### Exercise aim
Where the string "described" shows up in a line of the records, copy that line.

*** The data Section Begins ***

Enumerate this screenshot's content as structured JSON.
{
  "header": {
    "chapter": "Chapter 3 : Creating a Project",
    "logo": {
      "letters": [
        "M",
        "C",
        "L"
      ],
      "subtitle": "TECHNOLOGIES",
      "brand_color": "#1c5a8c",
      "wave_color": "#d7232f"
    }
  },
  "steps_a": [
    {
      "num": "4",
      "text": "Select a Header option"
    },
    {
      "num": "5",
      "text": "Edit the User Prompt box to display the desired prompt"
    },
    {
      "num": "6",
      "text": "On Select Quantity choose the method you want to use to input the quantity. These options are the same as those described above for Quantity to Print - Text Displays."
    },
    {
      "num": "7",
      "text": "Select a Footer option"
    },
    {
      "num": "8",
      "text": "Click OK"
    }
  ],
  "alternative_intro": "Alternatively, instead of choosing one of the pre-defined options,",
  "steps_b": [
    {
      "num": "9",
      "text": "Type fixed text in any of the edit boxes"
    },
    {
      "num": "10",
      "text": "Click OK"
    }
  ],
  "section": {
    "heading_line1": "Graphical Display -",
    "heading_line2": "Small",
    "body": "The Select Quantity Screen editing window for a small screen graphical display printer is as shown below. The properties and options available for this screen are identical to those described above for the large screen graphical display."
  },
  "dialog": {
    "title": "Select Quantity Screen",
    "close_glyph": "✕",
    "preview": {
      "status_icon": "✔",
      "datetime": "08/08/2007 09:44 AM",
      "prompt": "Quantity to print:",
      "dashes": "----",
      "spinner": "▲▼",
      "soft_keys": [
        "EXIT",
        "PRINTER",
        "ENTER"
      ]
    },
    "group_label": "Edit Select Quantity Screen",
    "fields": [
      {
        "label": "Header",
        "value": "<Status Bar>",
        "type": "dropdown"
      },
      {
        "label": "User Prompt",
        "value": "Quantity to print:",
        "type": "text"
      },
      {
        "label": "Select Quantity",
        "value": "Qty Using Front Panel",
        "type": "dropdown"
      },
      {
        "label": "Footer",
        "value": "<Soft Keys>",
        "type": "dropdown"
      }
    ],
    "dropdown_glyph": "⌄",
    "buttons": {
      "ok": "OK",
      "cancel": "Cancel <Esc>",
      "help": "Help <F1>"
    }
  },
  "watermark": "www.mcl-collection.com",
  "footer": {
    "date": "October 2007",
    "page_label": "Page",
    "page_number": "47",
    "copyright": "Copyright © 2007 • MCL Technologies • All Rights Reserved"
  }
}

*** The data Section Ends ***

### Expected output
      "text": "On Select Quantity choose the method you want to use to input the quantity. These options are the same as those described above for Quantity to Print - Text Displays."
    "body": "The Select Quantity Screen editing window for a small screen graphical display printer is as shown below. The properties and options available for this screen are identical to those described above for the large screen graphical display."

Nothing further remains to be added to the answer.